Programme activities and resources
An agency’s privacy programme activities bring its privacy strategy to life and embeds privacy into the everyday work of the agency and its staff.
The agency’s privacy officer is responsible for the development, implementation and maintenance of the agency’s privacy programme.
Privacy officers or teams should also consider working with ICT and digital teams to develop and embed Privacy by Design practices. This is a design methodology that includes privacy as an essential priority of any product, service, system or process.
Use the following activities to help embed good privacy practice at your agency.
Training and awareness
Training and awareness are the foundation of an agency’s privacy programme. An effective training programme includes privacy training for all staff at induction and regular intervals thereafter, as well as providing customised privacy training for staff who deal with large amounts or sensitive personal information.
Training activities may include:
- classroom training
- online learning
The Office of the Privacy Commissioner has e-learning privacy training modules that agencies can use to train their staff:
- Privacy 101
- Privacy ABC
- Privacy Act 2020
- Privacy Breach Reporting
- Privacy for Policy-Makers
- Privacy ABC for Schools
- Privacy Health ABC
- Privacy Health 101.
Awareness reinforces training through reminders. Awareness activities may include:
- booklets and flyers
- campaigns (for example, Privacy Week).
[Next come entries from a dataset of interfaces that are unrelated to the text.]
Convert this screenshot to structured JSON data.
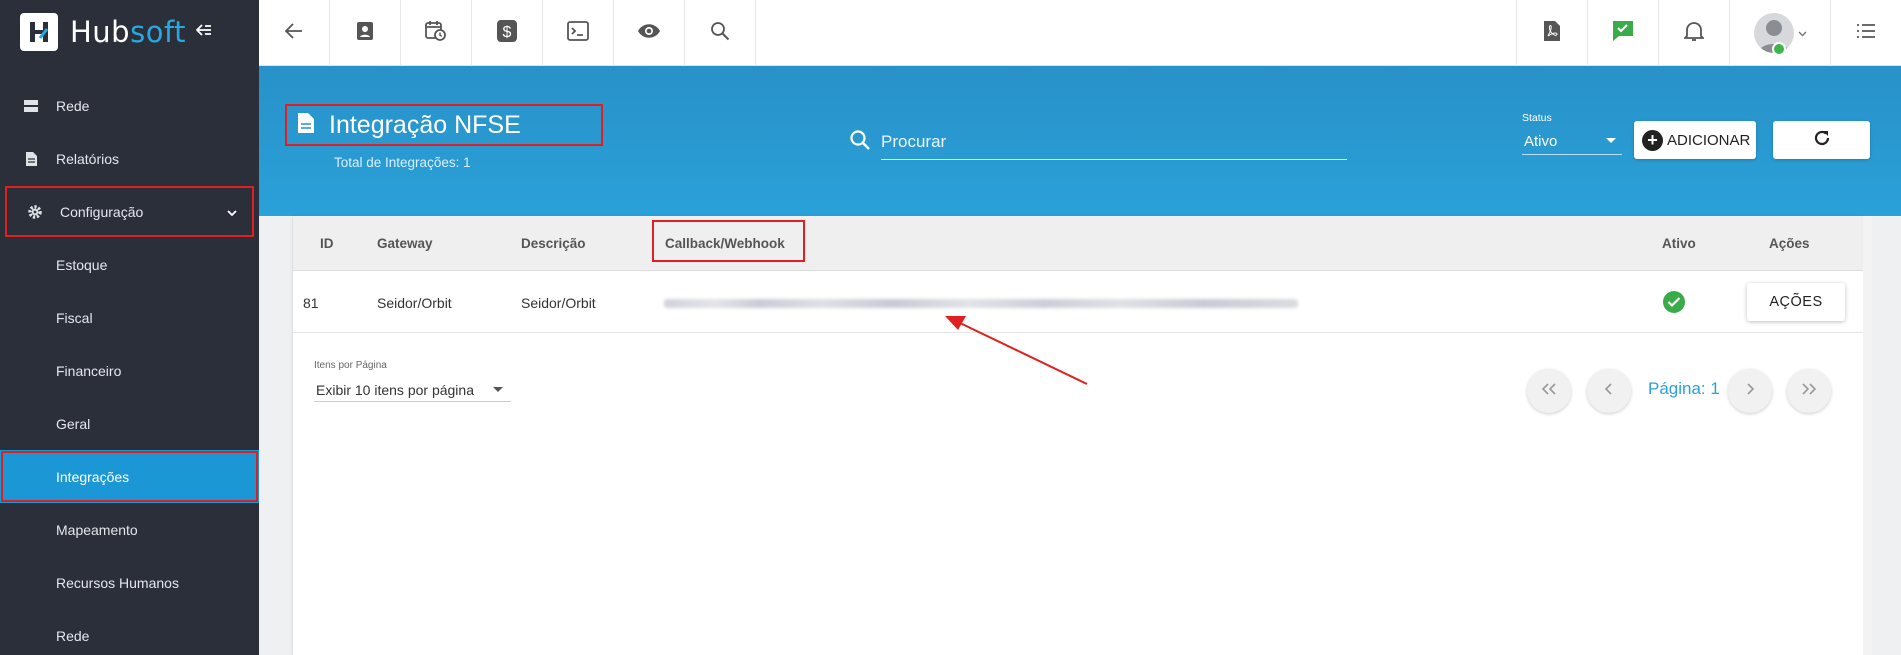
{
  "app": {
    "logo_text_part1": "Hub",
    "logo_text_part2": "soft"
  },
  "colors": {
    "sidebar_bg": "#2b2f3a",
    "accent": "#1b97d6",
    "header_blue": "#2aa1d9",
    "annotation_red": "#e02020",
    "status_ok": "#3bab4a"
  },
  "sidebar": {
    "items": [
      {
        "label": "Rede",
        "icon": "server-icon"
      },
      {
        "label": "Relatórios",
        "icon": "document-icon"
      },
      {
        "label": "Configuração",
        "icon": "gear-icon",
        "expanded": true
      },
      {
        "label": "Estoque"
      },
      {
        "label": "Fiscal"
      },
      {
        "label": "Financeiro"
      },
      {
        "label": "Geral"
      },
      {
        "label": "Integrações",
        "active": true
      },
      {
        "label": "Mapeamento"
      },
      {
        "label": "Recursos Humanos"
      },
      {
        "label": "Rede"
      }
    ]
  },
  "topbar": {
    "left_icons": [
      "back-arrow-icon",
      "contact-card-icon",
      "calendar-clock-icon",
      "dollar-icon",
      "terminal-icon",
      "eye-icon",
      "search-icon"
    ],
    "right_icons": [
      "pdf-icon",
      "chat-check-icon",
      "bell-icon",
      "avatar",
      "list-menu-icon"
    ]
  },
  "header": {
    "title": "Integração NFSE",
    "subtitle": "Total de Integrações: 1",
    "search_placeholder": "Procurar",
    "status_label": "Status",
    "status_value": "Ativo",
    "add_button": "ADICIONAR"
  },
  "table": {
    "columns": [
      "ID",
      "Gateway",
      "Descrição",
      "Callback/Webhook",
      "Ativo",
      "Ações"
    ],
    "rows": [
      {
        "id": "81",
        "gateway": "Seidor/Orbit",
        "descricao": "Seidor/Orbit",
        "callback": "",
        "ativo": true,
        "acoes_label": "AÇÕES"
      }
    ]
  },
  "pagination": {
    "per_page_label": "Itens por Página",
    "per_page_value": "Exibir 10 itens por página",
    "page_text": "Página: 1"
  }
}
Privacy risk assessments
Privacy risks can be assessed at the agency level and at the project level.
An agency privacy risk assessment provides an agency with a snapshot of its current privacy risks and how it will manage them as an organisation.
A project privacy risk assessment only considers the risks associated with a specific process, product or service.
A data inventory identifies the personal information an agency handles as it moves across the agency’s systems and is an important component of an effective privacy risk assessment.
Privacy incidents and breaches management
Responding to and learning from privacy breaches is an essential aspect of an effective privacy programme. Encouraging the reporting of privacy breaches and incidents (near misses), and putting in place processes to minimise the likelihood of a breach occurring is also very important.
The following are important components of privacy incident and breach management:
Metrics are a useful tool to communicate the current state of an agency’s privacy practices and the effectiveness of its privacy programme.
Metrics are most effective when coupled with a compelling narrative about the agency’s privacy practices and its privacy programme.
A good metric is easy to understand, repeatable and reflective of the relevant indicators. There are different metrics for different audiences based on their level of interest, influence and responsibility. An agency will need to consider what metrics will best facilitate the achievement of their desired privacy goals and outcomes.
Some common types of metrics are:
- trend analysis — patterns viewed over a period of time
- return on investment — physical, personnel, IT and operational management assets
- business resiliency
- Privacy Maturity Assessment Framework (PMAF).
It’s important to consider the potential behaviour that a metric and its target might encourage. For example, if an agency wants to monitor its privacy breaches and incidents (near misses), setting a target of zero breaches is counterproductive. It will discourage the reporting of breaches and incidents by staff.
A more effective approach is to use the reporting of breaches and near misses to learn which business areas may need additional privacy training, helping to raise the agency’s privacy capability and reduce the number of breaches and near misses.
Effective programme assurance provides confidence to an agency’s senior leaders and other important stakeholders that the expected privacy outcomes and benefits are being achieved.
Programme assurance helps to measure the efficacy of privacy procedures, demonstrate compliance, increase privacy awareness, reveal gaps and provide a basis for any improvements to the privacy programme.
Monitoring can provide a well-rounded picture of an agency’s privacy programme and identify areas in which training activities and programme processes may be improved.
Monitoring may include the following:
- privacy incident register
- complaints register
- information lifecycle
- privacy controls
- staff feedback on privacy training and awareness.
The purpose of a privacy audit is to determine the degree to which technology, processes and people comply with privacy policies and practices.
There are 3 types of audits:
- internal self-evaluation — first party
- supplier audit — second party
- independent audit — third party.
Three lines of defence
The Auditor-General has provided guidance on using the three lines of defence model as a clear and effective way to strengthen communications on risk management, assurance and control.
There are 3 lines of defence:
- functions that own and manage risks — first line
- functions that oversee the risks — second line
- functions that provide independent assurance — third line.